Task input:
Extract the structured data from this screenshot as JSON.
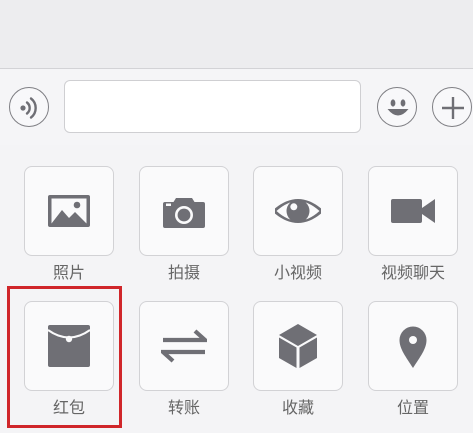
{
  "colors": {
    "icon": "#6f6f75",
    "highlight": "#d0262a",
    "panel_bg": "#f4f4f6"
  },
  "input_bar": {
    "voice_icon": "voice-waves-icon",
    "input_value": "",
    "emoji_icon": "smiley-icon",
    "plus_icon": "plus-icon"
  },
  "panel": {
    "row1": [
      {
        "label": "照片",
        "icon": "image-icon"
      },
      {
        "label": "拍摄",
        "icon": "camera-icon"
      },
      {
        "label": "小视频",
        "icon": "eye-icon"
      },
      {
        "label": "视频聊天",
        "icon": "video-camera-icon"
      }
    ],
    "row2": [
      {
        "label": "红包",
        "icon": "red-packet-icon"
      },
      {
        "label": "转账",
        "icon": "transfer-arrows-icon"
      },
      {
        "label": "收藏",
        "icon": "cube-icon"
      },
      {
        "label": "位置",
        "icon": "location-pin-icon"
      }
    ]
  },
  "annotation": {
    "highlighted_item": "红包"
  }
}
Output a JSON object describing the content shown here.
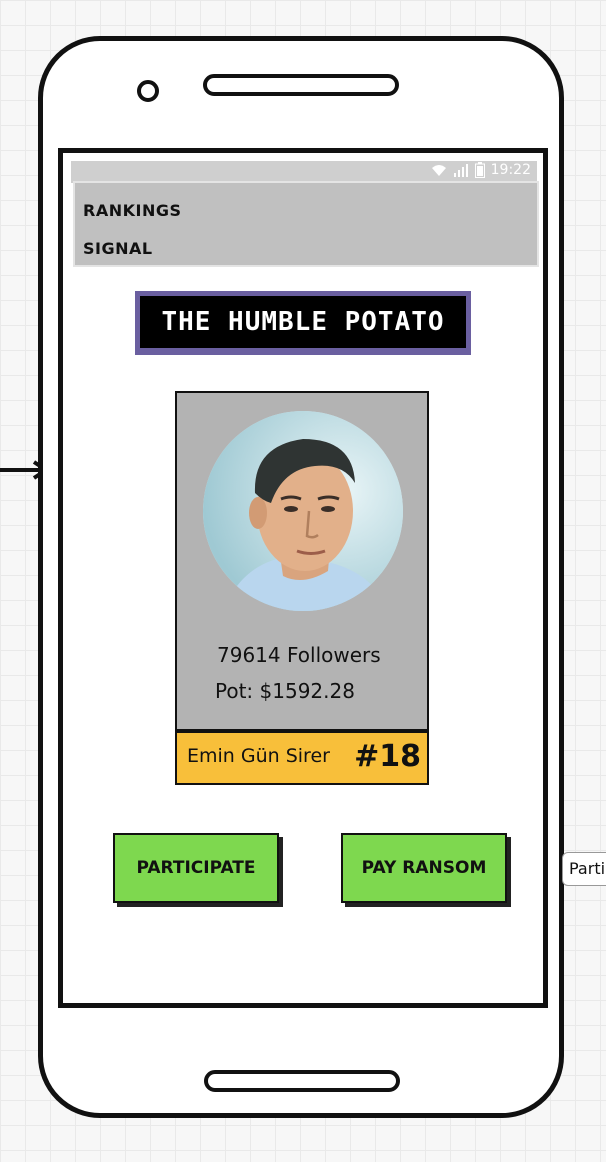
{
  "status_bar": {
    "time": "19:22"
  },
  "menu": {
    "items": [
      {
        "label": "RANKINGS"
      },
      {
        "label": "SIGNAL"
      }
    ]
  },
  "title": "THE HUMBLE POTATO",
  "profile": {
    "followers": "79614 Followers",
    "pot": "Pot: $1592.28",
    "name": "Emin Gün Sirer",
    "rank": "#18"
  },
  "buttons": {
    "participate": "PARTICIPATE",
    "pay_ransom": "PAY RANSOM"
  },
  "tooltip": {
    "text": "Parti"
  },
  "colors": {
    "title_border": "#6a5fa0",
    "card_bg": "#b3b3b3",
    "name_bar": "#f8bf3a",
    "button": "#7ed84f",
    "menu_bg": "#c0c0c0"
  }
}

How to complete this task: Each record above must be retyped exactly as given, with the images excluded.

Exercise response:
Extract the structured data from this screenshot as JSON.
{
  "colors": {
    "icon": "#6f6f75",
    "highlight": "#d0262a",
    "panel_bg": "#f4f4f6"
  },
  "input_bar": {
    "voice_icon": "voice-waves-icon",
    "input_value": "",
    "emoji_icon": "smiley-icon",
    "plus_icon": "plus-icon"
  },
  "panel": {
    "row1": [
      {
        "label": "照片",
        "icon": "image-icon"
      },
      {
        "label": "拍摄",
        "icon": "camera-icon"
      },
      {
        "label": "小视频",
        "icon": "eye-icon"
      },
      {
        "label": "视频聊天",
        "icon": "video-camera-icon"
      }
    ],
    "row2": [
      {
        "label": "红包",
        "icon": "red-packet-icon"
      },
      {
        "label": "转账",
        "icon": "transfer-arrows-icon"
      },
      {
        "label": "收藏",
        "icon": "cube-icon"
      },
      {
        "label": "位置",
        "icon": "location-pin-icon"
      }
    ]
  },
  "annotation": {
    "highlighted_item": "红包"
  }
}
Output a JSON object describing the content shown here.
{
  "status_bar": {
    "time": "19:22"
  },
  "menu": {
    "items": [
      {
        "label": "RANKINGS"
      },
      {
        "label": "SIGNAL"
      }
    ]
  },
  "title": "THE HUMBLE POTATO",
  "profile": {
    "followers": "79614 Followers",
    "pot": "Pot: $1592.28",
    "name": "Emin Gün Sirer",
    "rank": "#18"
  },
  "buttons": {
    "participate": "PARTICIPATE",
    "pay_ransom": "PAY RANSOM"
  },
  "tooltip": {
    "text": "Parti"
  },
  "colors": {
    "title_border": "#6a5fa0",
    "card_bg": "#b3b3b3",
    "name_bar": "#f8bf3a",
    "button": "#7ed84f",
    "menu_bg": "#c0c0c0"
  }
}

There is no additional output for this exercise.